Randomised Controlled Trial of Parent-Infant Psychotherapy

  • Summary

    This study examined the outcomes of psychoanalytic parent-infant psychotherapy (PIP) and treatment as usual for mothers with mental health difficulties and their infants. Outcomes in terms of infant development, the parent-infant relationship and maternal mental health were assessed at baseline, and at two follow-up points 6-months and 12 months later. The results showed that mothers in the PIP treatment had significantly better outcomes over time and relative to the control on measures of maternal mental health, parenting stress and maternal representations of the baby. No between group differences were observed in relation to child development, parent-infant interaction or infant attachment status at the 12 month follow-up. The findings suggest that parent-infant psychotherapy for this population may be particularly helpful in alleviating maternal psychological distress.

  • Project team

    Funders: 

    The Big Lottery Fund

    Principal Investigators:

    Peter Fonagy

    Senior Research Fellow: 

    Michelle Sleed

  • Publications
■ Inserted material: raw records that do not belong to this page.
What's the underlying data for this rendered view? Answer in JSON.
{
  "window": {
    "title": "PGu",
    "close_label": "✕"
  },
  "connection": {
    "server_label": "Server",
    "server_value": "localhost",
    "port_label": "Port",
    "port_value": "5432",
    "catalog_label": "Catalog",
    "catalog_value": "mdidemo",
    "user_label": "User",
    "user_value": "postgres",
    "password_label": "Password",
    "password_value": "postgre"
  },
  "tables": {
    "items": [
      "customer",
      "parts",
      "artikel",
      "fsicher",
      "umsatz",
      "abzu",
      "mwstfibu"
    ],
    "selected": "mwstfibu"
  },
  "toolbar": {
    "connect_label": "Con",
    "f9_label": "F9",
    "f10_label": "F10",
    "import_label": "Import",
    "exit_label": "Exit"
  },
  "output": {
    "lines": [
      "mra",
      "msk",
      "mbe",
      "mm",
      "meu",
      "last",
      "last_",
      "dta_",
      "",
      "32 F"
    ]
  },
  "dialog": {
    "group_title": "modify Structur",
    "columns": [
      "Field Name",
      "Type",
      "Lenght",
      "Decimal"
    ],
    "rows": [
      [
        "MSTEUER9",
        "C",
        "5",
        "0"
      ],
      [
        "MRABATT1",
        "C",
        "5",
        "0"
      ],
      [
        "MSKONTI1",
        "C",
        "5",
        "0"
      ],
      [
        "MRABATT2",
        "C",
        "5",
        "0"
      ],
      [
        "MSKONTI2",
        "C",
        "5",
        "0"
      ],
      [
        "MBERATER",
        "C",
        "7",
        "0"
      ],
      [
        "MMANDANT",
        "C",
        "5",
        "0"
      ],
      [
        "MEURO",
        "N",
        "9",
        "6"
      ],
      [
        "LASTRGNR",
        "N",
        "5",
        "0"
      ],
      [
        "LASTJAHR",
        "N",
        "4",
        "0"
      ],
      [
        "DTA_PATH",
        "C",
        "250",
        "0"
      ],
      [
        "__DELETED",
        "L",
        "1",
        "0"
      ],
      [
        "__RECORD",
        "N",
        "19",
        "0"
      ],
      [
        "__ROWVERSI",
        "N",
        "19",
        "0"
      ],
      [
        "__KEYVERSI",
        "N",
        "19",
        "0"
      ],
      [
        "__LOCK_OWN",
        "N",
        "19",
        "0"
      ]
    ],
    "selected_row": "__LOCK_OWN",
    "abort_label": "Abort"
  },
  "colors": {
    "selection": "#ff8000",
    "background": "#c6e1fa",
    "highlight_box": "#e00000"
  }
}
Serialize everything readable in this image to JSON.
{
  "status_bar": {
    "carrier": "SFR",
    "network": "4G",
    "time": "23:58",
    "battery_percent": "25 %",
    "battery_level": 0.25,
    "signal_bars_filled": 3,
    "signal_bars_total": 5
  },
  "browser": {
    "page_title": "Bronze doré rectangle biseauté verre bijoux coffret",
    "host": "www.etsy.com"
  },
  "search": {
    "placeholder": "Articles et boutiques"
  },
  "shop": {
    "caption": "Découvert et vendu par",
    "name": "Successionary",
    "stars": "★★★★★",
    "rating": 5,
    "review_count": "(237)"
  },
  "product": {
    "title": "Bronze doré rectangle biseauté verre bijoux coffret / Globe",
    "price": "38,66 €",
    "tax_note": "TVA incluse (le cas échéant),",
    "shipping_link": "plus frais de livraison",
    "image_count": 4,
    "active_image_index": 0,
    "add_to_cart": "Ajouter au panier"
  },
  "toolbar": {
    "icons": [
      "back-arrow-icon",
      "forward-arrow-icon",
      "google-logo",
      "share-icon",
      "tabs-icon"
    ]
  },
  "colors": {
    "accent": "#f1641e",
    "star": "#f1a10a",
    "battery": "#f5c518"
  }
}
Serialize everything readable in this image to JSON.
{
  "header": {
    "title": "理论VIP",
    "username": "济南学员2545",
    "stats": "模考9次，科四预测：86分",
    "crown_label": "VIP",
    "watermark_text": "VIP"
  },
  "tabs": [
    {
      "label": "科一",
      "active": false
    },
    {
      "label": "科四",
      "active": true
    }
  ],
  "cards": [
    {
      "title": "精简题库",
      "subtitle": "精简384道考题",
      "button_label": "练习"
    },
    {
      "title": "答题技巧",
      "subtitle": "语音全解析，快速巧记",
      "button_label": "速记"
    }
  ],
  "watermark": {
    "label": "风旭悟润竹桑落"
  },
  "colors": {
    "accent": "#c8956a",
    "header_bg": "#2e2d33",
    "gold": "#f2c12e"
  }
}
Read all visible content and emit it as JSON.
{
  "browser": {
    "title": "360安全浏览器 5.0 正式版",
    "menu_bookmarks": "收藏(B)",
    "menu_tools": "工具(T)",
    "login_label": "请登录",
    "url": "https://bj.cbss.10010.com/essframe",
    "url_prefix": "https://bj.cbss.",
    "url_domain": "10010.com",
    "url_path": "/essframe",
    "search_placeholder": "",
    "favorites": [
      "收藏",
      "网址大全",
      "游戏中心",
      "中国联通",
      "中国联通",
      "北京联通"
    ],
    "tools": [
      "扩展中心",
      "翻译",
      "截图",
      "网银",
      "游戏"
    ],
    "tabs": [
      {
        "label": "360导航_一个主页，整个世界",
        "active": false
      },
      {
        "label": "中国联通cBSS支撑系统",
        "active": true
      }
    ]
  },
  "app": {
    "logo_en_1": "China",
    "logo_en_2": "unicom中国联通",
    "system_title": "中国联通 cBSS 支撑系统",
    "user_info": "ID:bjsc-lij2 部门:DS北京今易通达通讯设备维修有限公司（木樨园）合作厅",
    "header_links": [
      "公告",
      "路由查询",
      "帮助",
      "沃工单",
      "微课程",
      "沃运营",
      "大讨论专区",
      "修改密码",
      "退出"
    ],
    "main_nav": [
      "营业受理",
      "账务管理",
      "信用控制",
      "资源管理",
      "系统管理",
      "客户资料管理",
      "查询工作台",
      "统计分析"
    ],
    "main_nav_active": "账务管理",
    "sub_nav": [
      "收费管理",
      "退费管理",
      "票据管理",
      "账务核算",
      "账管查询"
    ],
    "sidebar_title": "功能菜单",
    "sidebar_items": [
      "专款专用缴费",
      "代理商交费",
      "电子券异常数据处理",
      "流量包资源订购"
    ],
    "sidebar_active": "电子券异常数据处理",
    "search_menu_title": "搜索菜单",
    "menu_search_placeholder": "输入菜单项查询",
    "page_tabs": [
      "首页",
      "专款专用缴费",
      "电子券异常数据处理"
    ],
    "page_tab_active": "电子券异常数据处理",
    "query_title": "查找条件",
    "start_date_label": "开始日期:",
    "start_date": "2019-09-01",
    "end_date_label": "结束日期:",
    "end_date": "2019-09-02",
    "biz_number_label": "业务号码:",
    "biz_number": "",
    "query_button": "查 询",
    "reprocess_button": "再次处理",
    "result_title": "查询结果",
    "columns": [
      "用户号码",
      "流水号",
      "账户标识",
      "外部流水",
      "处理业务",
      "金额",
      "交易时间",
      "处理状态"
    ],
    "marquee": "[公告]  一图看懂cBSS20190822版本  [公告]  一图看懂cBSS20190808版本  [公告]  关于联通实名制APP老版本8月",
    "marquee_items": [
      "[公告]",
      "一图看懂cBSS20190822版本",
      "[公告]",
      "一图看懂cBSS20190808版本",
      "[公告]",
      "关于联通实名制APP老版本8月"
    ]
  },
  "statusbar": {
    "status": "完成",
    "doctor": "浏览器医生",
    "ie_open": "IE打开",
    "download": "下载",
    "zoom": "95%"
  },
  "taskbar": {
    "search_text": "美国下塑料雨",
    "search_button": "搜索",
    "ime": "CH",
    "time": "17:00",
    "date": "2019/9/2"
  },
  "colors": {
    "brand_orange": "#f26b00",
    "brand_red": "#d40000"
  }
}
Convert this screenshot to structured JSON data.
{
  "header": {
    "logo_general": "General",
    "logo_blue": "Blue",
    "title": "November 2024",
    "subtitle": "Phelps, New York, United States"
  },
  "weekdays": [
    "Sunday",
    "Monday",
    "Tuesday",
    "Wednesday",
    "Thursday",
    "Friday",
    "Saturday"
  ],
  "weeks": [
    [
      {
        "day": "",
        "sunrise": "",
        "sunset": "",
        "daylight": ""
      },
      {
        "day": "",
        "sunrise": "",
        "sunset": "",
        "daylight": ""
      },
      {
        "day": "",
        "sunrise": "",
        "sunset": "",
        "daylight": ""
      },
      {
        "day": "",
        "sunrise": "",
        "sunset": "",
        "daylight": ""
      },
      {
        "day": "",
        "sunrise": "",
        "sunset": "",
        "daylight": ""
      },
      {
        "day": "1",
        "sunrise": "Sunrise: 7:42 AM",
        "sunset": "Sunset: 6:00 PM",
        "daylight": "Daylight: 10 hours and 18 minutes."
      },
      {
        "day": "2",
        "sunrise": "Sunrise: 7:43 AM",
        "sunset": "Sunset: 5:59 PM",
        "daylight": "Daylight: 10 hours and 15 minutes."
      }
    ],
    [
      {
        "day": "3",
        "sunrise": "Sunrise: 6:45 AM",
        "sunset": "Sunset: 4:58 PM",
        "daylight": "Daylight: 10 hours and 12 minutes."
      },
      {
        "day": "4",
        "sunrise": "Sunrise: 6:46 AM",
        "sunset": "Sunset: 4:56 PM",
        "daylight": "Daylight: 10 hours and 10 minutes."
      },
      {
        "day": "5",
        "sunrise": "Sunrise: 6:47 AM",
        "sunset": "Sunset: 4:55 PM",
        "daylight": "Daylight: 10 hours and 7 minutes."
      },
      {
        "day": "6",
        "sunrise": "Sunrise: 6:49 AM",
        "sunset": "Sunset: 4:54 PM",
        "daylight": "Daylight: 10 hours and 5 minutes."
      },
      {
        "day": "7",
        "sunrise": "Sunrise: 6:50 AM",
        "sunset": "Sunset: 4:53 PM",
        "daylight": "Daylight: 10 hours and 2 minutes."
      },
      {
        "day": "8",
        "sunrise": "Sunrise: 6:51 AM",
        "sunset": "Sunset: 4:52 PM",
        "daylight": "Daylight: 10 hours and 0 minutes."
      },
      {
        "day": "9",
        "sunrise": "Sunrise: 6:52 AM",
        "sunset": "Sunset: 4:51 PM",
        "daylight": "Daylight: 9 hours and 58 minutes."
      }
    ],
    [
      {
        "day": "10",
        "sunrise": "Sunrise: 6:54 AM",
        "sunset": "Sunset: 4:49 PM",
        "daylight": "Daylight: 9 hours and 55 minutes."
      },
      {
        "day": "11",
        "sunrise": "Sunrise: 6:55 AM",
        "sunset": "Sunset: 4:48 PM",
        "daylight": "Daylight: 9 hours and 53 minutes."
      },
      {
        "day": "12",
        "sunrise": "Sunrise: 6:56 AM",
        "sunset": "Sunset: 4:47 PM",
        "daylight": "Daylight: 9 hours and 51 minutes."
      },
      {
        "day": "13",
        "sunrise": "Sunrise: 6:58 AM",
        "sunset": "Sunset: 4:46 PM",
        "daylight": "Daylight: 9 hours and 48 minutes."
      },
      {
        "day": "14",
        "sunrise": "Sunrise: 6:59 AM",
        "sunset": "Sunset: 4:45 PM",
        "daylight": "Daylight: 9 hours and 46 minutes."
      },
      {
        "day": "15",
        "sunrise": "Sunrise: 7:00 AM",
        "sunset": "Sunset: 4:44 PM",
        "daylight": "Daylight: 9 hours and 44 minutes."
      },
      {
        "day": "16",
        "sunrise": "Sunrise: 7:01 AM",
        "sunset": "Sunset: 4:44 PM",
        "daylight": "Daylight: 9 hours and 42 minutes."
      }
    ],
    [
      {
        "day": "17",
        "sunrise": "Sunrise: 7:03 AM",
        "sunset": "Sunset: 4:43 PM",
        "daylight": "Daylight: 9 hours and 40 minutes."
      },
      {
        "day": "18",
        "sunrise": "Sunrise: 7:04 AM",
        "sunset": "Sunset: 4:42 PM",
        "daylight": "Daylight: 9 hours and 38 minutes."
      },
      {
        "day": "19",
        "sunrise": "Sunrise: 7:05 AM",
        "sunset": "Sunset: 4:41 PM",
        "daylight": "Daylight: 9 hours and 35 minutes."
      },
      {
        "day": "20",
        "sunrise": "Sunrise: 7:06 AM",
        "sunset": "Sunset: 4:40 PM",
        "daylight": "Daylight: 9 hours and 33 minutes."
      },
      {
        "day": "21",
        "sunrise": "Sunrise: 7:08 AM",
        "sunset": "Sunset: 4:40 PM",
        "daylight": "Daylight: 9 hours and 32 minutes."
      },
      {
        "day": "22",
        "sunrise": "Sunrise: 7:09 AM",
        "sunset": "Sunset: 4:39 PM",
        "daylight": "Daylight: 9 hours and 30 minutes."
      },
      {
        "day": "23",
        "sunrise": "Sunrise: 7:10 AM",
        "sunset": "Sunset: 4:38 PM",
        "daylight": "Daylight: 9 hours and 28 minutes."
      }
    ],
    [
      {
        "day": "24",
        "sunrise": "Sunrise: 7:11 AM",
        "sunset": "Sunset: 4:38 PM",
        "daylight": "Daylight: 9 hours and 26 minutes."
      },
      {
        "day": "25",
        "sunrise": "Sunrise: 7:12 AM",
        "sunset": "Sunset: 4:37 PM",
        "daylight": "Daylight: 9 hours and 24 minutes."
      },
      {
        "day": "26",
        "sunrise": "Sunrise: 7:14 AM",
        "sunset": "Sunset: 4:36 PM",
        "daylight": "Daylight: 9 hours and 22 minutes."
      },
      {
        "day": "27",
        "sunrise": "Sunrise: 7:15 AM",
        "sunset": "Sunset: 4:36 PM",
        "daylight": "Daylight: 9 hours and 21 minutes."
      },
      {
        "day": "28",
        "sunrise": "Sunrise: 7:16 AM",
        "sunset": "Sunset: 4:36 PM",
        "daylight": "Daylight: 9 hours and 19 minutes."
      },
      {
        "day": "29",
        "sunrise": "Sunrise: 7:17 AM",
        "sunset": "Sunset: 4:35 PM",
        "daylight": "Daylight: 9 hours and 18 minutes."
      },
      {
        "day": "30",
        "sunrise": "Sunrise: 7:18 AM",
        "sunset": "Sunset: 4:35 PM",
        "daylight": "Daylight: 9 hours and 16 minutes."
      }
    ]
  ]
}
    Fonagy, P., Sleed, M. & Baradon, T. (2016). Randomized controlled trial of parent–infant psychotherapy for parents with mental health problems and young infants. Infant Mental Health Journal, 37(2), 97-114.